**WORK INSTRUCTION:** Work out how many lines in the listing below carry the word "icon". Give that number alone.

_ _ _ _ _ _ _

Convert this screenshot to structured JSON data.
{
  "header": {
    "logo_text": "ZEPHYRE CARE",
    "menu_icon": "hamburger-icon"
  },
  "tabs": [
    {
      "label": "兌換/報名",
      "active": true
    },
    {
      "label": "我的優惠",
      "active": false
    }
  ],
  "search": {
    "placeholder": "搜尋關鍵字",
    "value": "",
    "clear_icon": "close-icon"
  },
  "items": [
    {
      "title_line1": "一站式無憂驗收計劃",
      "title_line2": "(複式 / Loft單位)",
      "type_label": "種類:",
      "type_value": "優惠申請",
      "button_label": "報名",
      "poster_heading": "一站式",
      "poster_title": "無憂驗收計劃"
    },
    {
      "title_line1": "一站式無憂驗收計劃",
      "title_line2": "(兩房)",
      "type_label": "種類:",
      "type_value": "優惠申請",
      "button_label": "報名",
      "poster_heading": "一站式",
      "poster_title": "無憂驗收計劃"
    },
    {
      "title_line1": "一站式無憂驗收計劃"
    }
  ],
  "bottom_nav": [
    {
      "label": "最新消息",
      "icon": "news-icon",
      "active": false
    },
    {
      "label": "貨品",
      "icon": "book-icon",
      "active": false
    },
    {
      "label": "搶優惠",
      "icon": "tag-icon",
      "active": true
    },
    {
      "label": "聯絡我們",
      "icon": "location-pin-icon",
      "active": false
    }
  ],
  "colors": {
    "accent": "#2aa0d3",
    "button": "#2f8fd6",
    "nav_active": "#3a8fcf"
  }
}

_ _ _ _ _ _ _

**WRITTEN ANSWER:** 6